Gloucester centre Billy Twelvetrees believes that England possess the supreme strength in depth necessary to cope with a spate of injuries that has threatened to undermine their forthcoming Six Nations title defence. The reigning champions go into this year's tournament knowing that a second straight Grand Slam triumph would see them break New Zealand's record of 18 consecutive tier-one Test victories, although the initial absences of influential key players such as George Kruis, Chris Robshaw and the Vunipola brothers has forced Eddie Jones to tinker with a winning formula.
"It will effect them to a certain extent, but I think the strength in depth in English rugby is massive," Twelvetrees, who won all 19 of his international caps to date during the reign of Stuart Lancaster, told IBTimes UK. "The guys that are coming in will do extremely good jobs.

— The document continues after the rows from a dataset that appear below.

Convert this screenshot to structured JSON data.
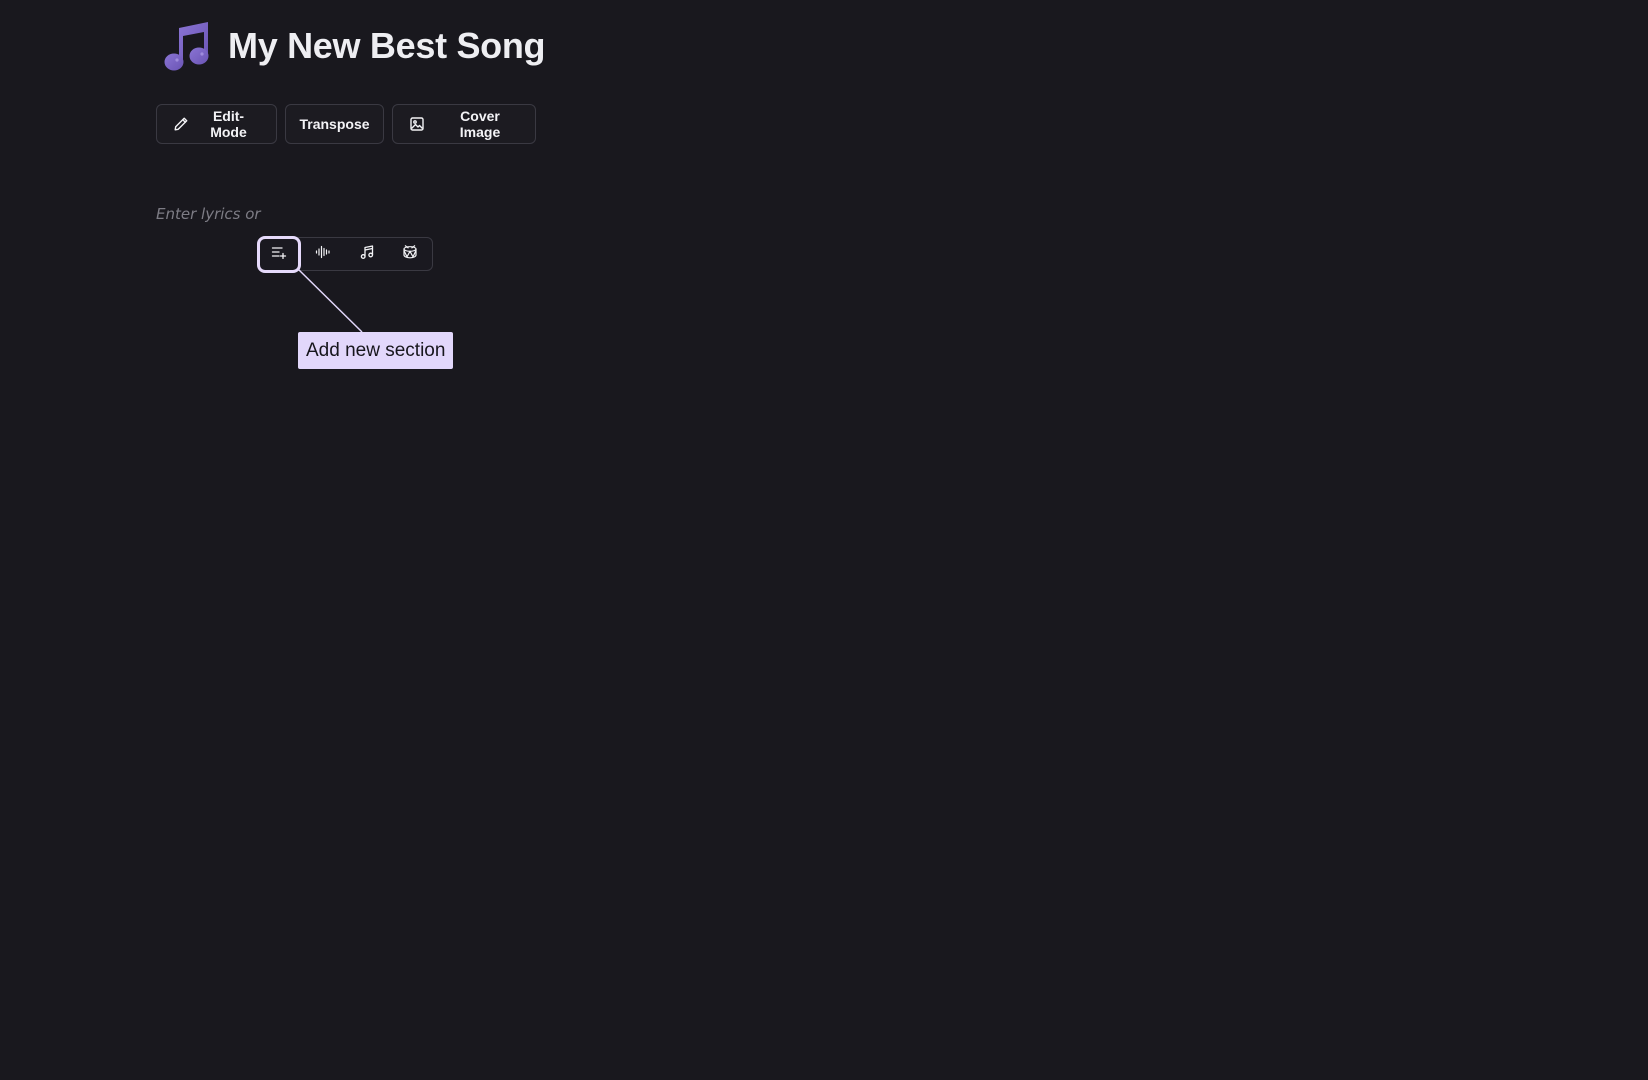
{
  "song": {
    "title": "My New Best Song",
    "icon": "music-note-icon"
  },
  "toolbar": {
    "edit_mode_label": "Edit-Mode",
    "edit_mode_icon": "pencil-icon",
    "transpose_label": "Transpose",
    "cover_image_label": "Cover Image",
    "cover_image_icon": "image-icon"
  },
  "editor": {
    "placeholder": "Enter lyrics or"
  },
  "insert_bar": {
    "items": [
      {
        "name": "add-section",
        "icon": "list-plus-icon",
        "active": true
      },
      {
        "name": "add-audio",
        "icon": "waveform-icon",
        "active": false
      },
      {
        "name": "add-chords",
        "icon": "music-notes-icon",
        "active": false
      },
      {
        "name": "add-drum",
        "icon": "drum-icon",
        "active": false
      }
    ]
  },
  "tooltip": {
    "text": "Add new section"
  },
  "colors": {
    "background": "#19181e",
    "accent": "#7b64c4",
    "tooltip_bg": "#e2d7fb",
    "border": "#3a3942"
  }
}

Joe Launchbury in the second row with Courtney Lawes – I don't think you are missing much there.
"You've got Nathan Hughes at number eight and Jonny May and Elliot Daly on the wings, two pretty dangerous players. I think we're in a pretty good place. I'm sure those guys will be gutted to miss out, but they are in a very strong position and, the way they have been playing, England will be very confident going forward into Saturday."
England's 2017 campaign begins at Twickenham this weekend, where they meet a typically unpredictable France team that do appear to be making real progress under the guidance of head coach Guy Noves.
A lengthy list of absentees that includes the likes of influential midfield maestro Wesley Fofana, Eddy Ben Arous, Camille Chat, Henry Chavancy and Yann David will likely put paid to any title ambitions, but a first top-half finish for six years should certainly be a realistic target for Les Bleus.
"If you look at the Top 14 and the players they've picked in their team, they're extremely dangerous," Twelvetrees said. "You give them a sniff and they'll take it. You look at the game that happened at Twickenham two years ago, 50 points to 30 odd (55-35) and it was just nuts.
"If they play anything like that, they are an extremely dangerous team. The French always have a big pack with a real good set-piece, and then you put their attacking flair on the back of that. It'll be a difficult game if they don't get things right. Mentally, England will know they'll be switched on. They'll have to be if they want to succeed."
Ireland responded brilliantly after failing in their quest to win a third consecutive Six Nations championship last year, losing a narrow summer series decider to South Africa before finally ending their All Black hoodoo in Chicago and outlasting Australia in the autumn to become the first European team since 2003 to beat all three Southern Hemisphere giants in the same calendar year.
Most have already billed England's trip to the Aviva Stadium in Dublin on the final weekend as a likely Grand Slam decider. However, Twelvetrees, who no doubt harbours painful memories of that costly 30-3 drubbing by Wales four years ago, is equally wary of a tricky trip to Cardiff in round two.
"100% Ireland will be extremely dangerous. But also Wales, we know how those games are always pretty intense. There's history there as well. Two away games that are extremely tough. England won't be looking too far past them to be honest.
"Scotland will be dangerous and France will be difficult, so I think they literally will take it this weekend, next week, a little break and then take it from there. A lot of people will be looking forward to that final weekend, but I think that Wales game could be a pretty hiccupy one as well if they don't get it right."
As a late injury call-up to the 2013 squad that saw off Australia to end a 16-year wait for a series win, Twelvetrees is all too aware of the pressures associated with a looming Lions tour. Jones has previously labelled the tradition as a "distraction for the players but a great attraction for rugby" and stressed that his team must understand that selection for New Zealand will be as a direct consequence of continuing to perform well for England.
"I think it's part of the job," Twelvetrees added when asked if players might view this year's Six Nations as essentially an audition for that famous red shirt. "There's always international honours and things like that, so it's always in the back of your mind. I think the boys will be fully-focused on winning for their international teams.
"I think they know that some good performances put on and the team wins the Six Nations, then you'll be in a position to potentially go on that tour. It'll be in the back of the mind and people will be asking about it all the time, but I think any international team will want to win that Six Nations, get that grand slam and then it should take care of itself."